    NB: This will apply even if Labour is able to to form a majority government without help from other parties. We therefore know already what the deficit reduction programme will be: essentially what the present government has put forward. That does not mean the manner in which the deficit reduction programme is known. There are essentially three ways of implementing this:
    1. No further public spending cuts but increased taxes.
    2. No increased taxes but further public spending cuts.
    3. A combination of 1 and 2: Some increased taxes and some further public spending cuts.

    Given these circumstances, it is clear what the preferences of the politicians will be. For Labour politicians Choice 1 will appeal. For Conservative politicians Choice 2 will appeal. Practical politics will ensure that Choice 3 will be the one chosen. By whoever forms the government after Friday 8th May, 2015.

    So now we know what the economic policy is going to be after 8th May, let us return to the matter in hand: the choices open to Labour’s politicians.

    Clearly, if the unlikely occurs and Labour is able to form a majority government the outcome is obvious.

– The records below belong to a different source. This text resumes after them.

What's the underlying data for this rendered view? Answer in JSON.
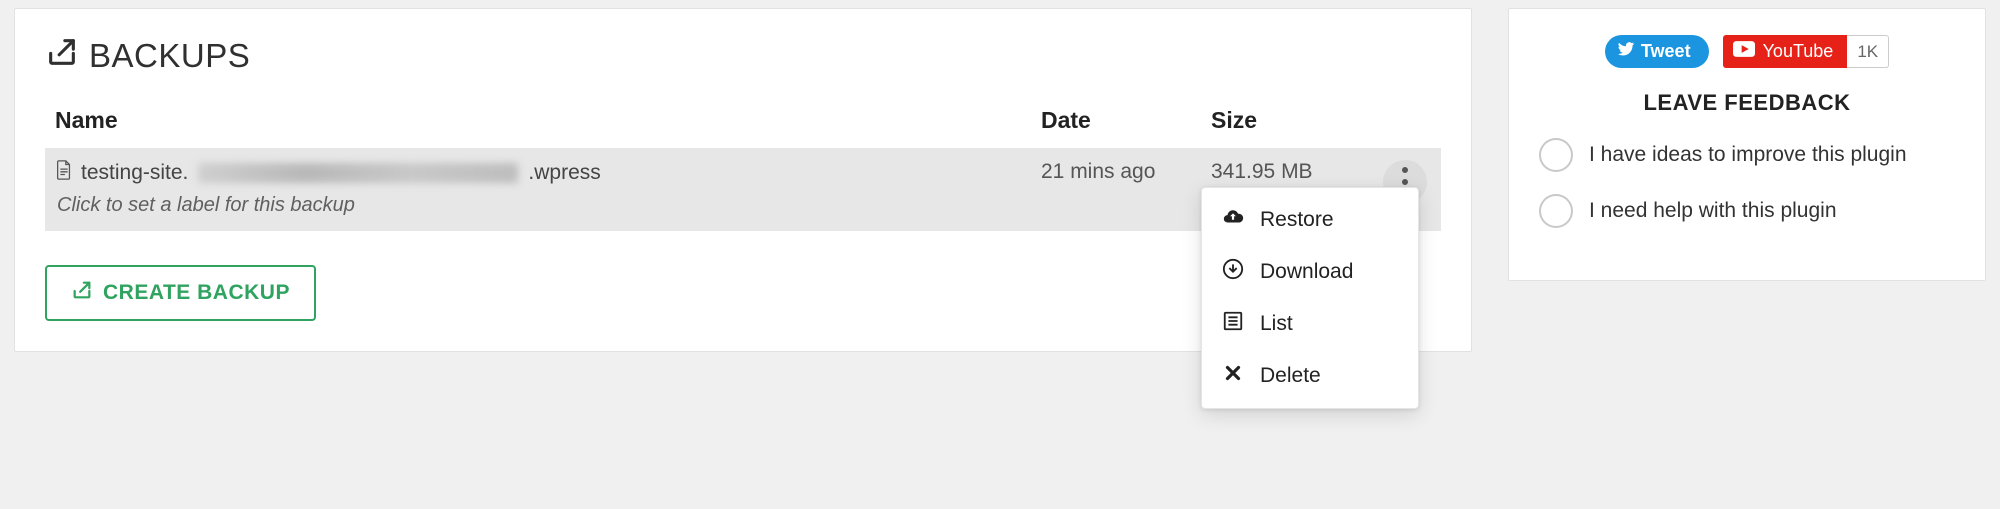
{
  "main": {
    "title": "BACKUPS",
    "columns": {
      "name": "Name",
      "date": "Date",
      "size": "Size"
    },
    "row": {
      "filename_prefix": "testing-site.",
      "filename_suffix": ".wpress",
      "label_hint": "Click to set a label for this backup",
      "date": "21 mins ago",
      "size": "341.95 MB"
    },
    "create_button": "CREATE BACKUP",
    "dropdown": {
      "restore": "Restore",
      "download": "Download",
      "list": "List",
      "delete": "Delete"
    }
  },
  "sidebar": {
    "tweet_label": "Tweet",
    "youtube_label": "YouTube",
    "youtube_count": "1K",
    "feedback_title": "LEAVE FEEDBACK",
    "options": {
      "improve": "I have ideas to improve this plugin",
      "help": "I need help with this plugin"
    }
  }
}
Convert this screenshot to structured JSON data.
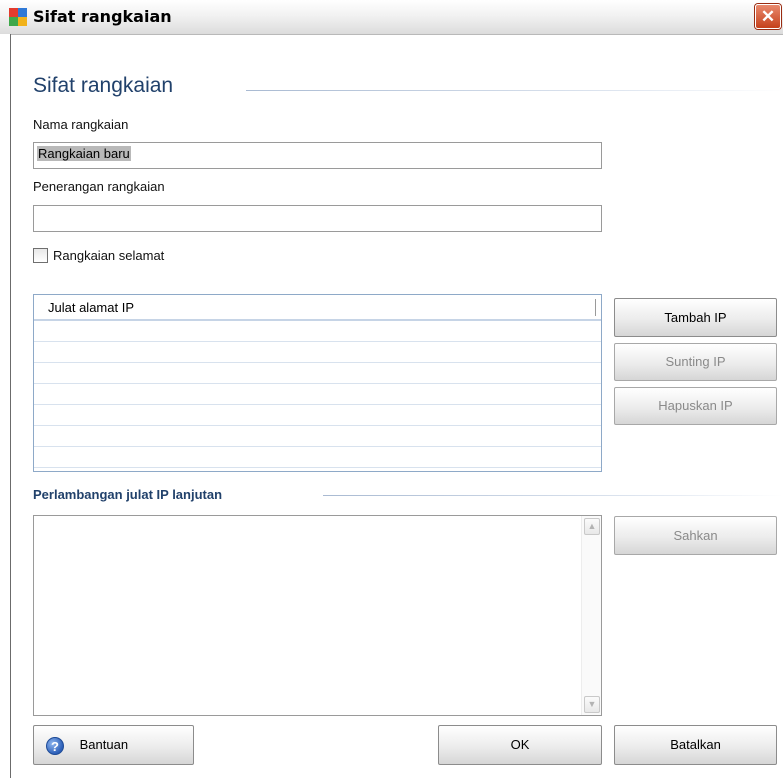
{
  "window": {
    "title": "Sifat rangkaian",
    "close_glyph": "✕"
  },
  "header": {
    "title": "Sifat rangkaian"
  },
  "form": {
    "name_label": "Nama rangkaian",
    "name_value": "Rangkaian baru",
    "desc_label": "Penerangan rangkaian",
    "desc_value": "",
    "safe_label": "Rangkaian selamat",
    "safe_checked": false
  },
  "ip_list": {
    "column_header": "Julat alamat IP",
    "rows": [],
    "add_button": "Tambah IP",
    "edit_button": "Sunting IP",
    "delete_button": "Hapuskan IP"
  },
  "advanced": {
    "title": "Perlambangan julat IP lanjutan",
    "text": "",
    "apply_button": "Sahkan",
    "scroll_up": "▲",
    "scroll_down": "▼"
  },
  "footer": {
    "help_button": "Bantuan",
    "help_icon_glyph": "?",
    "ok_button": "OK",
    "cancel_button": "Batalkan"
  },
  "colors": {
    "accent": "#21416b",
    "list_border": "#8ea9c8"
  },
  "icons": [
    "app-icon",
    "close-icon",
    "help-icon",
    "scroll-up-icon",
    "scroll-down-icon"
  ]
}
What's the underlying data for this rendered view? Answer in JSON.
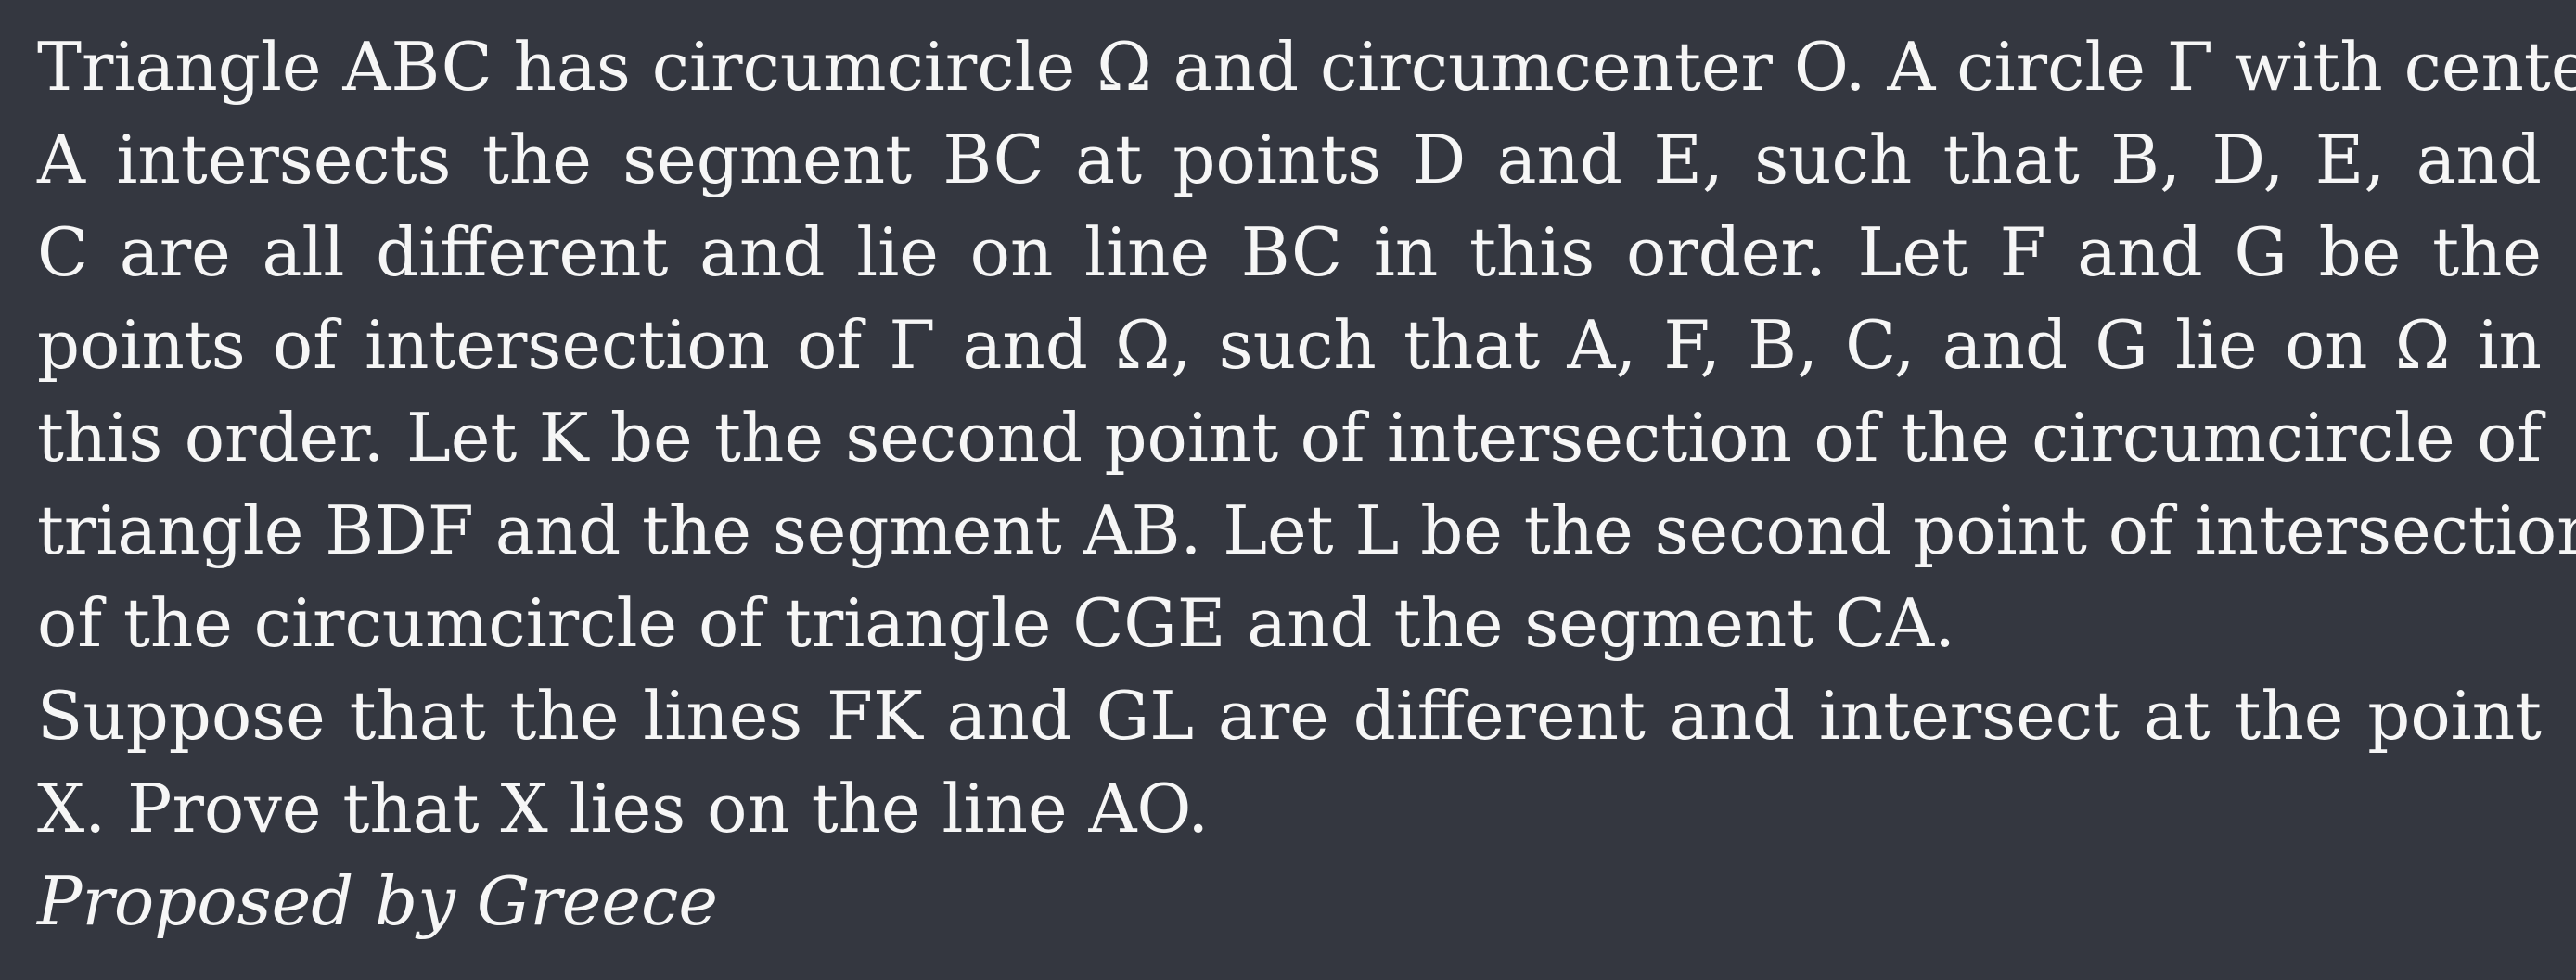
{
  "problem": {
    "paragraph1_lines": [
      "Triangle ABC has circumcircle Ω and circumcenter O. A circle Γ with center",
      "A intersects the segment BC at points D and E, such that B, D, E, and",
      "C are all different and lie on line BC in this order. Let F and G be the",
      "points of intersection of Γ and Ω, such that A, F, B, C, and G lie on Ω in",
      "this order. Let K be the second point of intersection of the circumcircle of",
      "triangle BDF and the segment AB. Let L be the second point of intersection",
      "of the circumcircle of triangle CGE and the segment CA."
    ],
    "paragraph2_lines": [
      "Suppose that the lines FK and GL are different and intersect at the point",
      "X. Prove that X lies on the line AO."
    ],
    "attribution": "Proposed by Greece"
  }
}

This however is unlikely. Therefore Edward the Unfortunate is going to be offered the prospect of a coalition with the SNP.

    Now, for the sake of argument, let us suppose that Edward is so besotted with the allure of Mistress Sturgeon that he agrees to this and desires to drink the hemlock contained in the chalice she offers him – he agrees to a coalition. What will be the effects?

    Well clearly, Edward will be unable to offer his cruel mistress what she suggested before the election: increased borrowing and no more austerity. This will inevitably mean that austerity and tax increases will have to be introduced: In England. The nature of the hemlock that Edward would have to consume would be clear to all: Whilst England suffers austerity, Scotland would be protected. The political ramifications of this are obvious:
    - English Labour MPs and hopeful Labour candidates in marginal seats would be facing inevitable defeat.
    - SNP MPs would be almost certainly be guaranteed of re-election as Scottish voters realise the power their SNP MPs have been able to exert. In these circumstances, why would a voter who had previously voted Labour vote other than SNP?
    - A Conservative majority government would be almost inevitable.

    This is why Edward the Unfortunate will almost certainly refuse the poison chalice – his own backbench MPs will demand it!

    So there you have it: A situation where Labour is the largest party but significantly short of a majority (even with Lib-Dem support). The insistence (within a fortnight) coming from the UK’s many international creditors that a majority government with a clear direction be formed. An SNP leadership insisting that Labour commits political suicide by joining the “Progressive Coalition.”

    In these circumstances there is only one option: a Grand Coalition – with the Tories.

    As Dr. Johnson famously said: “Depend upon it Sir, when a man knows he is to be hanged in a fortnight, it concentrates his mind wonderfully.”